Maria Galvan used to make about $25,000 a year. She performedn’t be eligible for a benefit, but she nevertheless experienced trouble achieving their needs that are basic.
“I would certainly feel using merely to feel bad and broke,” she said. “It could be hence irritating.”
Once points obtained negative, the mother that is single Topeka resident won out a cash advance. That suggested borrowing a tiny amount of cash at a high rate of interest, are payed off as soon as she got the next check.
A several years later on, Galvan found herself strapped for cash once more. She was in personal debt, and garnishments happened to be consuming right up a chunk that is big of paychecks. She recalled how easy it absolutely was in order to get that earlier loan: entering the store, getting welcomed with a smile that is friendly obtaining money with no view in what she might use it for.
Hence she went back once again to payday loans. Time and time again. It began to seem like a pattern she would never escape.
“All you’re doing is actually paying on fascination,” Galvan said. “It’s a actually unwell experience to have, particularly when you’re already strapped for money from the get go.”
Like tens of thousands of various other Kansans, Galvan relied on pay day loans to afford standard requirements, pay financial obligation and address expenses that are unexpected. In 2018, there were 685,000 of those debts, worthy of $267 million, according to the working office of their state financial Commissioner.
“It’s possible to offer credit that is small-dollar actually to the people with damaged account records, for a lot less cash than what Kansans happen to be having to pay right now,” he said. “But Kansas regulations happen to be dated.”
In 2014, Pew Charitable Trusts conducted analysis on payday loans usage in each say. The corporation found that 8% of Kansas citizens had used payday advance loan in recent times, greater than the average that is national of%. The income that is typical a purchaser had been $30,000.
Work associated with State lender Commissioner, David Herndon, which controls debts and penalizes financial institutions for damaging the policies, refused to be interviewed in individual or higher the telephone, but managed to do respond to questions through mail. Deputy Bank Commissioner Tim Kemp claimed the service just enforces law that is existing does not weighin on suggested adjustments.
Attorney General Derek Schmidt’s office, which takes consumer problems about payday advance loan, dropped requests that are multiple interviews and suggestions.
An Option For Credit Score Rating
Payday lenders claim they give affordable credit score rating to the best percentage of Americans exactly who don’t have sufficient news cash to cover up an urgent situation expense. The Community Financial Companies Association of The usa, a market group for small-dollar loan providers, decreased an interview due to scheduling issues, but sent a statement through email.
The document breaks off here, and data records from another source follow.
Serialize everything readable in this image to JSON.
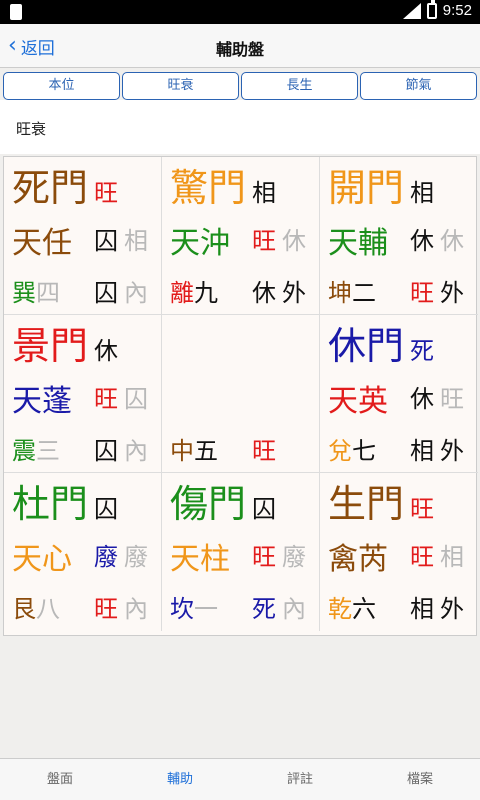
{
  "statusbar": {
    "time": "9:52",
    "network": "LTE"
  },
  "navbar": {
    "back_label": "返回",
    "title": "輔助盤"
  },
  "tabs": [
    {
      "label": "本位"
    },
    {
      "label": "旺衰"
    },
    {
      "label": "長生"
    },
    {
      "label": "節氣"
    }
  ],
  "subhead": "旺衰",
  "grid": [
    {
      "door": "死門",
      "door_color": "#8b4b0b",
      "door_state": "旺",
      "door_state_color": "#e21b1b",
      "star": "天任",
      "star_color": "#8b4b0b",
      "star_s1": "囚",
      "star_s1_color": "#111",
      "star_s2": "相",
      "star_s2_color": "#b8b8b8",
      "gua": "巽",
      "gua_color": "#1b8f1b",
      "num": "四",
      "num_color": "#b8b8b8",
      "g_s1": "囚",
      "g_s1_color": "#111",
      "g_s2": "內",
      "g_s2_color": "#b8b8b8"
    },
    {
      "door": "驚門",
      "door_color": "#f0961a",
      "door_state": "相",
      "door_state_color": "#111",
      "star": "天沖",
      "star_color": "#1b8f1b",
      "star_s1": "旺",
      "star_s1_color": "#e21b1b",
      "star_s2": "休",
      "star_s2_color": "#b8b8b8",
      "gua": "離",
      "gua_color": "#e21b1b",
      "num": "九",
      "num_color": "#111",
      "g_s1": "休",
      "g_s1_color": "#111",
      "g_s2": "外",
      "g_s2_color": "#111"
    },
    {
      "door": "開門",
      "door_color": "#f0961a",
      "door_state": "相",
      "door_state_color": "#111",
      "star": "天輔",
      "star_color": "#1b8f1b",
      "star_s1": "休",
      "star_s1_color": "#111",
      "star_s2": "休",
      "star_s2_color": "#b8b8b8",
      "gua": "坤",
      "gua_color": "#8b4b0b",
      "num": "二",
      "num_color": "#111",
      "g_s1": "旺",
      "g_s1_color": "#e21b1b",
      "g_s2": "外",
      "g_s2_color": "#111"
    },
    {
      "door": "景門",
      "door_color": "#e21b1b",
      "door_state": "休",
      "door_state_color": "#111",
      "star": "天蓬",
      "star_color": "#1a1aa8",
      "star_s1": "旺",
      "star_s1_color": "#e21b1b",
      "star_s2": "囚",
      "star_s2_color": "#b8b8b8",
      "gua": "震",
      "gua_color": "#1b8f1b",
      "num": "三",
      "num_color": "#b8b8b8",
      "g_s1": "囚",
      "g_s1_color": "#111",
      "g_s2": "內",
      "g_s2_color": "#b8b8b8"
    },
    {
      "door": "",
      "door_color": "#111",
      "door_state": "",
      "door_state_color": "#111",
      "star": "",
      "star_color": "#111",
      "star_s1": "",
      "star_s1_color": "#111",
      "star_s2": "",
      "star_s2_color": "#111",
      "gua": "中",
      "gua_color": "#8b4b0b",
      "num": "五",
      "num_color": "#111",
      "g_s1": "旺",
      "g_s1_color": "#e21b1b",
      "g_s2": "",
      "g_s2_color": "#111"
    },
    {
      "door": "休門",
      "door_color": "#1a1aa8",
      "door_state": "死",
      "door_state_color": "#1a1aa8",
      "star": "天英",
      "star_color": "#e21b1b",
      "star_s1": "休",
      "star_s1_color": "#111",
      "star_s2": "旺",
      "star_s2_color": "#b8b8b8",
      "gua": "兌",
      "gua_color": "#f0961a",
      "num": "七",
      "num_color": "#111",
      "g_s1": "相",
      "g_s1_color": "#111",
      "g_s2": "外",
      "g_s2_color": "#111"
    },
    {
      "door": "杜門",
      "door_color": "#1b8f1b",
      "door_state": "囚",
      "door_state_color": "#111",
      "star": "天心",
      "star_color": "#f0961a",
      "star_s1": "廢",
      "star_s1_color": "#1a1aa8",
      "star_s2": "廢",
      "star_s2_color": "#b8b8b8",
      "gua": "艮",
      "gua_color": "#8b4b0b",
      "num": "八",
      "num_color": "#b8b8b8",
      "g_s1": "旺",
      "g_s1_color": "#e21b1b",
      "g_s2": "內",
      "g_s2_color": "#b8b8b8"
    },
    {
      "door": "傷門",
      "door_color": "#1b8f1b",
      "door_state": "囚",
      "door_state_color": "#111",
      "star": "天柱",
      "star_color": "#f0961a",
      "star_s1": "旺",
      "star_s1_color": "#e21b1b",
      "star_s2": "廢",
      "star_s2_color": "#b8b8b8",
      "gua": "坎",
      "gua_color": "#1a1aa8",
      "num": "一",
      "num_color": "#b8b8b8",
      "g_s1": "死",
      "g_s1_color": "#1a1aa8",
      "g_s2": "內",
      "g_s2_color": "#b8b8b8"
    },
    {
      "door": "生門",
      "door_color": "#8b4b0b",
      "door_state": "旺",
      "door_state_color": "#e21b1b",
      "star": "禽芮",
      "star_color": "#8b4b0b",
      "star_s1": "旺",
      "star_s1_color": "#e21b1b",
      "star_s2": "相",
      "star_s2_color": "#b8b8b8",
      "gua": "乾",
      "gua_color": "#f0961a",
      "num": "六",
      "num_color": "#111",
      "g_s1": "相",
      "g_s1_color": "#111",
      "g_s2": "外",
      "g_s2_color": "#111"
    }
  ],
  "tabbar": [
    {
      "label": "盤面"
    },
    {
      "label": "輔助"
    },
    {
      "label": "評註"
    },
    {
      "label": "檔案"
    }
  ]
}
“Small-dollar financial loans tend to be the least expensive choice for people,” said CFSA chairman D. Lynn DeVault in the declaration. “Particularly in comparison to bank expenses — including protection that is overdraft bounced assessments — or unregulated overseas internet financial loans and penalties for belated bill payments.”
Some Kansas customers, like Keri Strahler of Topeka, claim the loans are generally useful.
Strahler does not do the job, & most of their money arises from public protection Disability insurance coverage. This coming year, she got three payday loans to cover up health-related personal debt, and said she’sn’t had problem paying them back.
She understands people that are many the financial products as predatory. Except for Strahler, borrowing from the bank has actually relieved a lot more tension than it is brought about. Their charge cards had been already maxed out, and the loans helped them avoid being taken up judge or being forced to sell their furnishings to protect her financial obligation.
“I chose the payday loans because I wanted all of them immediately addressed,” she said. “It’s really been beneficial.”
Humphrey, of Catholic Charities, acknowledges the lending products are a good idea for certain customers. The question is or perhaps a continuing say could keep other individuals from becoming exploited.
“I’m not saying there’s not just a place for all of them,” Humphrey said. “(But) could there be a better way to do the things they do to ensure that it’s not devastating households?”
Nomin Ujiyediin states on criminal fairness and societal wellbeing for the Kansas News program. Stick to their on Twitter and youtube @NominUJ or mail nomin (at) kcur (mark) org.